• PROBLEM STATEMENT
Restate the listing below word for word; no picture is to be carried over.
Segment Start: SOURCE MATERIAL
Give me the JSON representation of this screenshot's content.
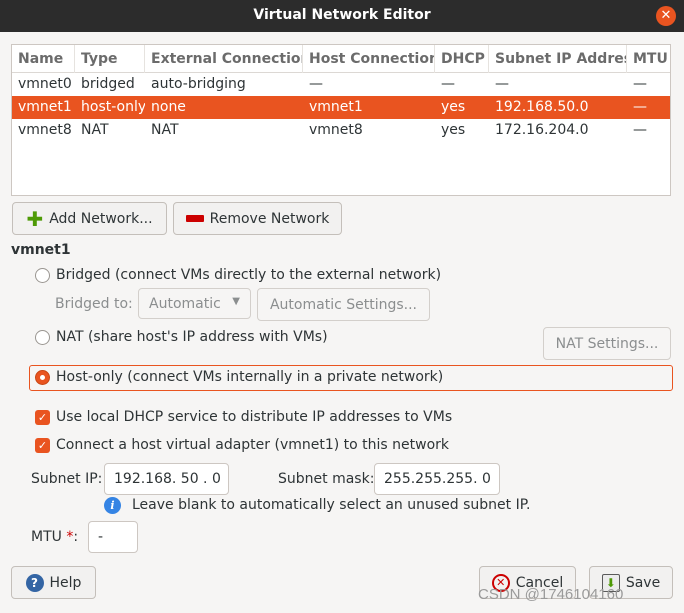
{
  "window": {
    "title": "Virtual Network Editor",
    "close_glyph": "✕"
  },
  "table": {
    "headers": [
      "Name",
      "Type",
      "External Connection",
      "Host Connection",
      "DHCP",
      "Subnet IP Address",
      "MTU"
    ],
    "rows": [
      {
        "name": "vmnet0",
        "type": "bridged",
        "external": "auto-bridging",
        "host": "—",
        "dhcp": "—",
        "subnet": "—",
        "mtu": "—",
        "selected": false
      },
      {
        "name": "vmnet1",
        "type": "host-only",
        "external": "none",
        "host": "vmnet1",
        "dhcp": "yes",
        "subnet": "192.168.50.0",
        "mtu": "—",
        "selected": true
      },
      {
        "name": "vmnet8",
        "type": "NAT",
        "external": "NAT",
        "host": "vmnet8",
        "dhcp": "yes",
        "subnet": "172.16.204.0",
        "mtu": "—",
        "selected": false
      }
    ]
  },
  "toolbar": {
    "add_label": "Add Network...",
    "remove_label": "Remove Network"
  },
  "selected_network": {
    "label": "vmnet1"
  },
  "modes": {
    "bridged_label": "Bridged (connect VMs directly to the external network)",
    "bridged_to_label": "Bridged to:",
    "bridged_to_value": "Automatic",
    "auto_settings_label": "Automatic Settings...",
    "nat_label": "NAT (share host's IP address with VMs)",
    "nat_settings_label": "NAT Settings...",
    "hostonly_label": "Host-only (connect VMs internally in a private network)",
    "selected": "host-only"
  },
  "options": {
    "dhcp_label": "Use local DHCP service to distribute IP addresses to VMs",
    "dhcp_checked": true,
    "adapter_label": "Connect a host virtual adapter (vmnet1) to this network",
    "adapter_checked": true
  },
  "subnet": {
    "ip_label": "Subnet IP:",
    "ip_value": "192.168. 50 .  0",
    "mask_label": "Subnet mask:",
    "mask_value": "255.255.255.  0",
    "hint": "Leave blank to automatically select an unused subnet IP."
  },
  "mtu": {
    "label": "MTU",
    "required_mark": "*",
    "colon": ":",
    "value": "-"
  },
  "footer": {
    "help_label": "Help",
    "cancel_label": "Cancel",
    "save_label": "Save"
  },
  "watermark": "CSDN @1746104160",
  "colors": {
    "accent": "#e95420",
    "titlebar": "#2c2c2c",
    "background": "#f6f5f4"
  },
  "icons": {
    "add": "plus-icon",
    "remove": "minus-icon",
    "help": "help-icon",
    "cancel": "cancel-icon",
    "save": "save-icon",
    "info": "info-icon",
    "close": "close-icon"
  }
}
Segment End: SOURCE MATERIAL
• ANSWER SECTION
Give me the JSON representation of this screenshot's content.
{
  "window": {
    "title": "Virtual Network Editor",
    "close_glyph": "✕"
  },
  "table": {
    "headers": [
      "Name",
      "Type",
      "External Connection",
      "Host Connection",
      "DHCP",
      "Subnet IP Address",
      "MTU"
    ],
    "rows": [
      {
        "name": "vmnet0",
        "type": "bridged",
        "external": "auto-bridging",
        "host": "—",
        "dhcp": "—",
        "subnet": "—",
        "mtu": "—",
        "selected": false
      },
      {
        "name": "vmnet1",
        "type": "host-only",
        "external": "none",
        "host": "vmnet1",
        "dhcp": "yes",
        "subnet": "192.168.50.0",
        "mtu": "—",
        "selected": true
      },
      {
        "name": "vmnet8",
        "type": "NAT",
        "external": "NAT",
        "host": "vmnet8",
        "dhcp": "yes",
        "subnet": "172.16.204.0",
        "mtu": "—",
        "selected": false
      }
    ]
  },
  "toolbar": {
    "add_label": "Add Network...",
    "remove_label": "Remove Network"
  },
  "selected_network": {
    "label": "vmnet1"
  },
  "modes": {
    "bridged_label": "Bridged (connect VMs directly to the external network)",
    "bridged_to_label": "Bridged to:",
    "bridged_to_value": "Automatic",
    "auto_settings_label": "Automatic Settings...",
    "nat_label": "NAT (share host's IP address with VMs)",
    "nat_settings_label": "NAT Settings...",
    "hostonly_label": "Host-only (connect VMs internally in a private network)",
    "selected": "host-only"
  },
  "options": {
    "dhcp_label": "Use local DHCP service to distribute IP addresses to VMs",
    "dhcp_checked": true,
    "adapter_label": "Connect a host virtual adapter (vmnet1) to this network",
    "adapter_checked": true
  },
  "subnet": {
    "ip_label": "Subnet IP:",
    "ip_value": "192.168. 50 .  0",
    "mask_label": "Subnet mask:",
    "mask_value": "255.255.255.  0",
    "hint": "Leave blank to automatically select an unused subnet IP."
  },
  "mtu": {
    "label": "MTU",
    "required_mark": "*",
    "colon": ":",
    "value": "-"
  },
  "footer": {
    "help_label": "Help",
    "cancel_label": "Cancel",
    "save_label": "Save"
  },
  "watermark": "CSDN @1746104160",
  "colors": {
    "accent": "#e95420",
    "titlebar": "#2c2c2c",
    "background": "#f6f5f4"
  },
  "icons": {
    "add": "plus-icon",
    "remove": "minus-icon",
    "help": "help-icon",
    "cancel": "cancel-icon",
    "save": "save-icon",
    "info": "info-icon",
    "close": "close-icon"
  }
}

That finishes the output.